When ING Australia (now ANZ Wealth/OnePath) acquired 76 per cent of platform Oasis Asset Management for $54 million in 2006, the financial advisers who supported and built the platform were outraged they didn’t benefit.
The deal, which valued the platform at $72 million, beefed up the coffers of private equity firm Pacific Equity Partners and Oasis’ principals.
But a new platform, which is about to hit the market, aims to financially reward its main users.
Newcomer to the administration market, Federal Alliance, claims its new low-cost platform is an Australian first, which will ultimately give mum and dad investors the opportunity to own a stake in the platform promoter.
According to the Federation Managed Accounts prospectus, a conversion event in approximately three years’ time will allow investors to buy up to 90 per cent of the platform promoter for an initial cost of $250 per share. The remaining 10 per cent will be owned by Federal Alliance’s key principals: John Morrison, Jan Morrison, Stephen Reed and Monty Grainger, and joint venture partner, Australian Unity.
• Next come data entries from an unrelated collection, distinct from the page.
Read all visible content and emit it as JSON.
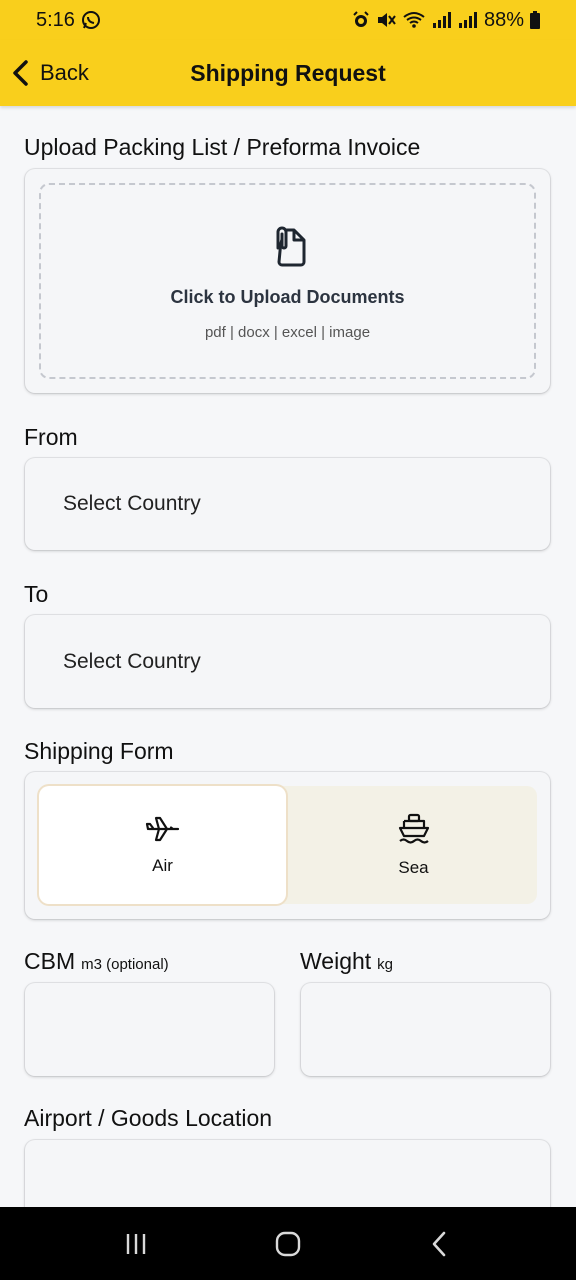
{
  "status": {
    "time": "5:16",
    "battery": "88%"
  },
  "header": {
    "back_label": "Back",
    "title": "Shipping Request"
  },
  "upload": {
    "label": "Upload Packing List / Preforma Invoice",
    "cta": "Click to Upload Documents",
    "formats": "pdf | docx | excel | image"
  },
  "from": {
    "label": "From",
    "placeholder": "Select Country"
  },
  "to": {
    "label": "To",
    "placeholder": "Select Country"
  },
  "shipping_form": {
    "label": "Shipping Form",
    "options": [
      {
        "label": "Air",
        "icon": "airplane-icon",
        "selected": true
      },
      {
        "label": "Sea",
        "icon": "ship-icon",
        "selected": false
      }
    ]
  },
  "cbm": {
    "label": "CBM",
    "unit": "m3 (optional)",
    "value": ""
  },
  "weight": {
    "label": "Weight",
    "unit": "kg",
    "value": ""
  },
  "location": {
    "label": "Airport / Goods Location",
    "value": ""
  },
  "colors": {
    "accent": "#f9cf1c",
    "background": "#f6f7f9",
    "toggle_background": "#f3f1e6"
  }
}
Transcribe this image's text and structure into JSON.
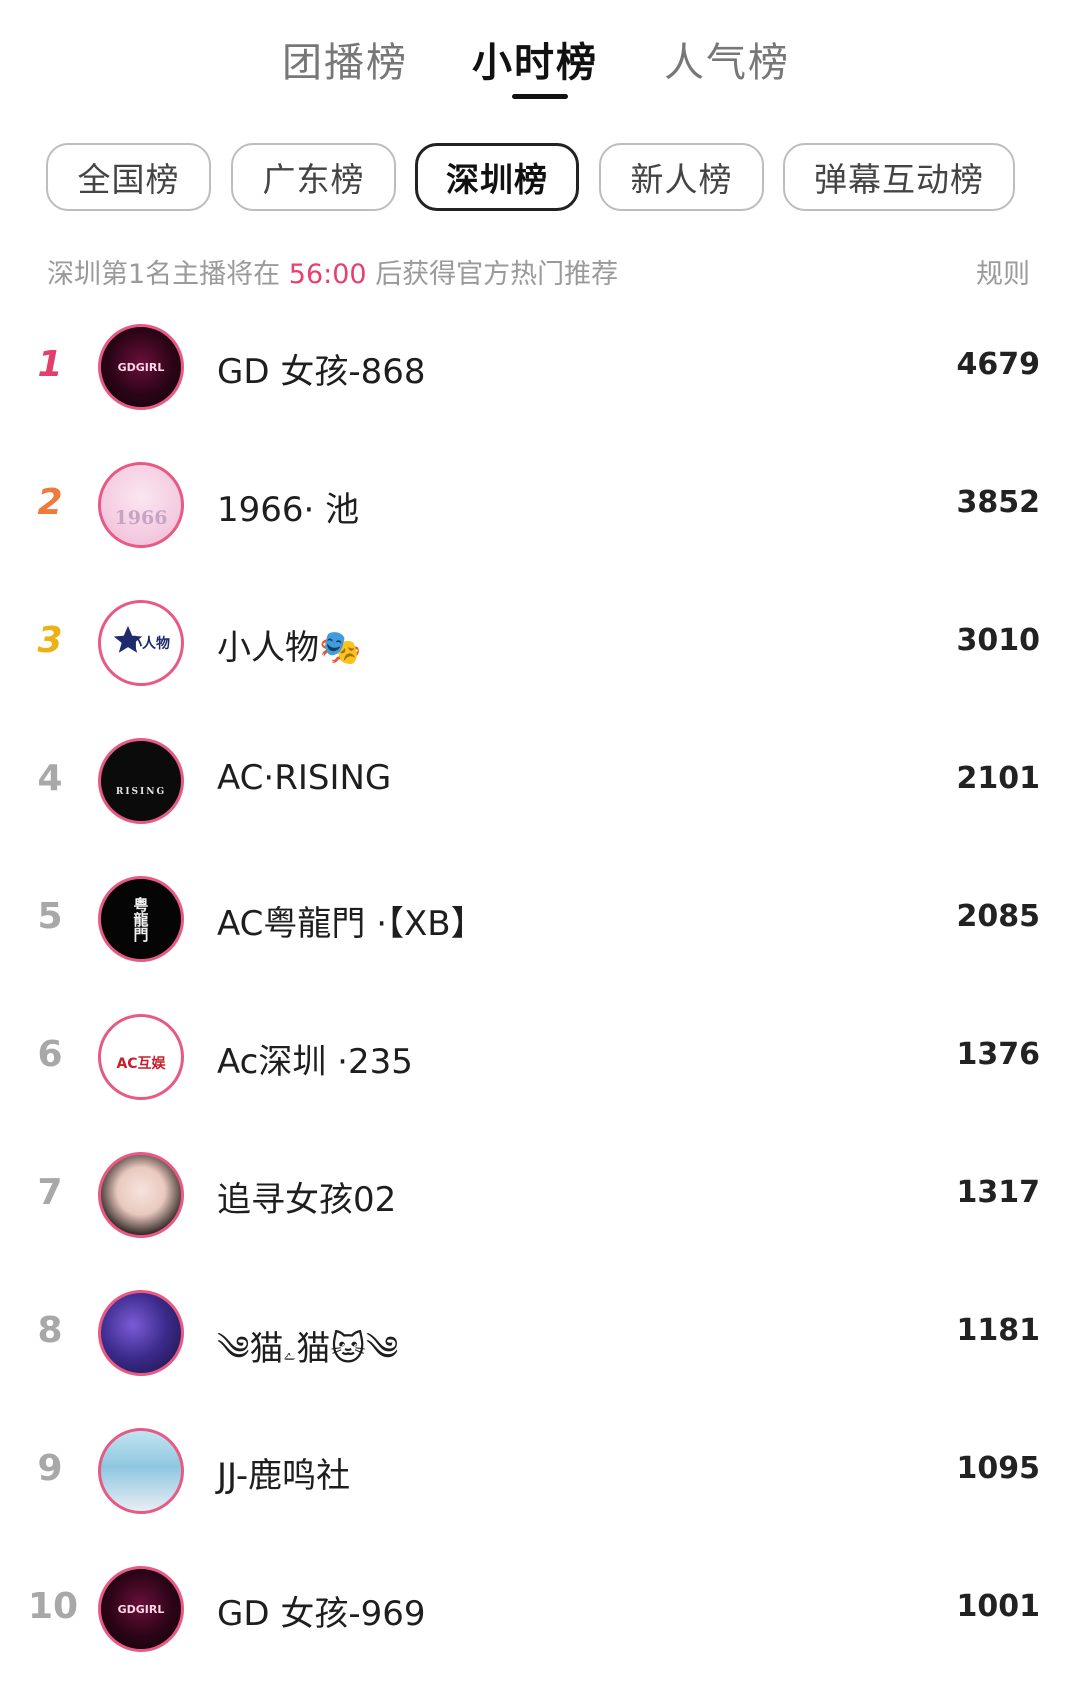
{
  "top_tabs": [
    {
      "label": "团播榜"
    },
    {
      "label": "小时榜"
    },
    {
      "label": "人气榜"
    }
  ],
  "active_top_tab": "小时榜",
  "filters": [
    {
      "label": "全国榜"
    },
    {
      "label": "广东榜"
    },
    {
      "label": "深圳榜"
    },
    {
      "label": "新人榜"
    },
    {
      "label": "弹幕互动榜"
    }
  ],
  "active_filter": "深圳榜",
  "notice": {
    "prefix": "深圳第1名主播将在",
    "countdown": "56:00",
    "suffix": "后获得官方热门推荐"
  },
  "rules_label": "规则",
  "colors": {
    "accent_pink": "#e8406e",
    "rank1": "#e2406b",
    "rank2": "#ee7a3d",
    "rank3": "#eab216"
  },
  "entries": [
    {
      "rank": "1",
      "name": "GD 女孩-868",
      "score": "4679",
      "avatar_text": "GDGIRL"
    },
    {
      "rank": "2",
      "name": "1966· 池",
      "score": "3852",
      "avatar_text": "1966"
    },
    {
      "rank": "3",
      "name": "小人物🎭",
      "score": "3010",
      "avatar_text": "小人物"
    },
    {
      "rank": "4",
      "name": "AC·RISING",
      "score": "2101",
      "avatar_text": "RISING"
    },
    {
      "rank": "5",
      "name": "AC粤龍門 ·【XB】",
      "score": "2085",
      "avatar_text": "粤龍門"
    },
    {
      "rank": "6",
      "name": "Ac深圳 ·235",
      "score": "1376",
      "avatar_text": "AC互娱"
    },
    {
      "rank": "7",
      "name": "追寻女孩02",
      "score": "1317",
      "avatar_text": ""
    },
    {
      "rank": "8",
      "name": "༄猫ۦ猫🐱༄",
      "score": "1181",
      "avatar_text": ""
    },
    {
      "rank": "9",
      "name": "JJ-鹿鸣社",
      "score": "1095",
      "avatar_text": ""
    },
    {
      "rank": "10",
      "name": "GD 女孩-969",
      "score": "1001",
      "avatar_text": "GDGIRL"
    }
  ]
}
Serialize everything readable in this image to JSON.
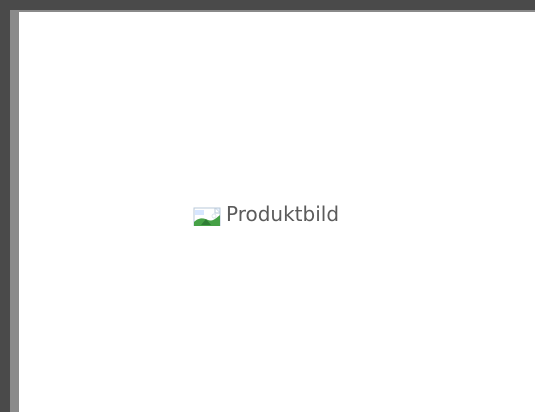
{
  "product_image": {
    "alt_text": "Produktbild",
    "icon": "broken-image-icon"
  },
  "colors": {
    "outer_background": "#4a4a4a",
    "frame_border": "#8a8a8a",
    "panel_background": "#ffffff",
    "alt_text": "#5b5b5b"
  }
}
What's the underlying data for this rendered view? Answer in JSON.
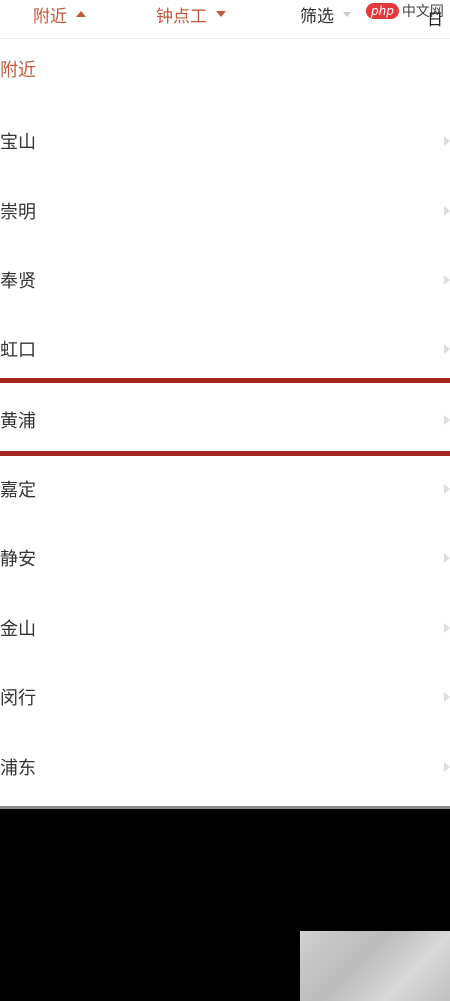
{
  "filter_bar": {
    "nearby_label": "附近",
    "job_type_label": "钟点工",
    "filter_label": "筛选"
  },
  "watermark": {
    "logo": "php",
    "text": "中文网"
  },
  "corner_glyph": "日",
  "district_list": {
    "header": "附近",
    "items": [
      {
        "label": "宝山"
      },
      {
        "label": "崇明"
      },
      {
        "label": "奉贤"
      },
      {
        "label": "虹口"
      },
      {
        "label": "黄浦"
      },
      {
        "label": "嘉定"
      },
      {
        "label": "静安"
      },
      {
        "label": "金山"
      },
      {
        "label": "闵行"
      },
      {
        "label": "浦东"
      }
    ]
  },
  "colors": {
    "accent": "#c15a3a",
    "highlight": "#a52620"
  }
}
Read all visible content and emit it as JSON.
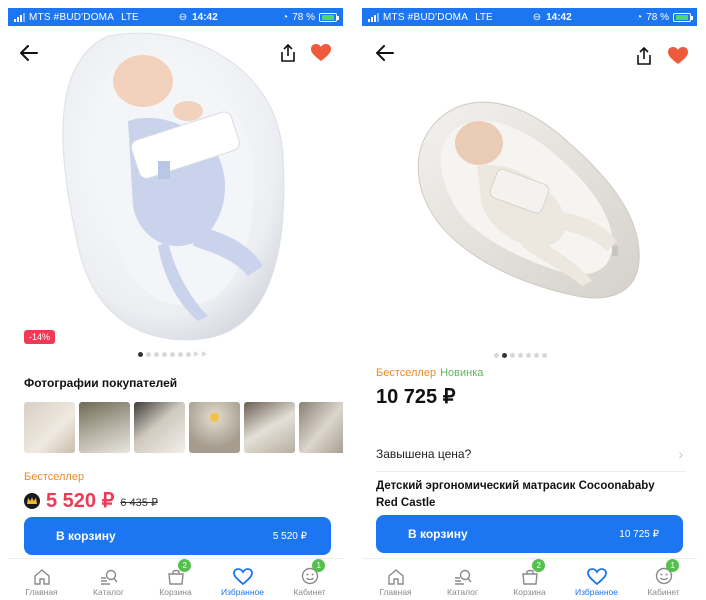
{
  "status_bar": {
    "carrier": "MTS #BUD'DOMA",
    "network": "LTE",
    "time": "14:42",
    "battery": "78 %"
  },
  "left": {
    "discount_badge": "-14%",
    "photos_title": "Фотографии покупателей",
    "bestseller": "Бестселлер",
    "price": "5 520 ₽",
    "old_price": "6 435 ₽",
    "cart_label": "В корзину",
    "cart_price": "5 520 ₽"
  },
  "right": {
    "bestseller": "Бестселлер",
    "new_label": "Новинка",
    "price": "10 725 ₽",
    "price_question": "Завышена цена?",
    "product_title": "Детский эргономический матрасик Cocoonababy Red Castle",
    "cart_label": "В корзину",
    "cart_price": "10 725 ₽"
  },
  "tabbar": {
    "home": "Главная",
    "catalog": "Каталог",
    "cart": "Корзина",
    "favorites": "Избранное",
    "account": "Кабинет",
    "cart_badge": "2",
    "account_badge": "1"
  },
  "colors": {
    "brand_blue": "#1c76f2",
    "discount_red": "#f03a55",
    "bestseller_orange": "#f08a24",
    "new_green": "#5cb85c",
    "heart_red": "#f05a3c"
  },
  "icons": [
    "back-arrow-icon",
    "share-icon",
    "heart-icon",
    "crown-icon",
    "home-icon",
    "catalog-search-icon",
    "cart-icon",
    "heart-outline-icon",
    "smile-icon",
    "chevron-right-icon"
  ]
}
Shareholders will be entitled to dividends, subject to a dividend pool being available and the financial position of the company.
The idea is that dividends will offset investors’ administration fees over a three-to-five year period, John Morrison, Federal Alliance director, said.
Federation Managed Accounts is a private-label platform built on Linear Asset Management’s technology and infrastructure, with NAB Asset Servicing as custodian. It will provide access to all ASX-listed stocks and selected international equities plus managed funds. The platform’s managed funds menu is being finalised.
Australian Unity chief executive David Bryant said Federation Managed Accounts was a competitive entrant at a time when complex record-keeping requirements made the use of platforms increasingly appealing for investors so long as the price was right.
The platform will charge 0.44 per cent on balances up to $250,000; 0.33 per cent up to $500,000; 0.12 per cent up to $1 million and 0.11 per cent up to $2 million. For portfolios above $2 million, the fee will be negotiable. Investors will also incur an account-keeping fee of $1.76 per week, a custody fee of 0.013 per cent, plus any transaction and investment management fees.
At first glance, the fees for Federation Managed Accounts appear to be “at the bottom of the range”, CoreData principal Andrew Inwood said.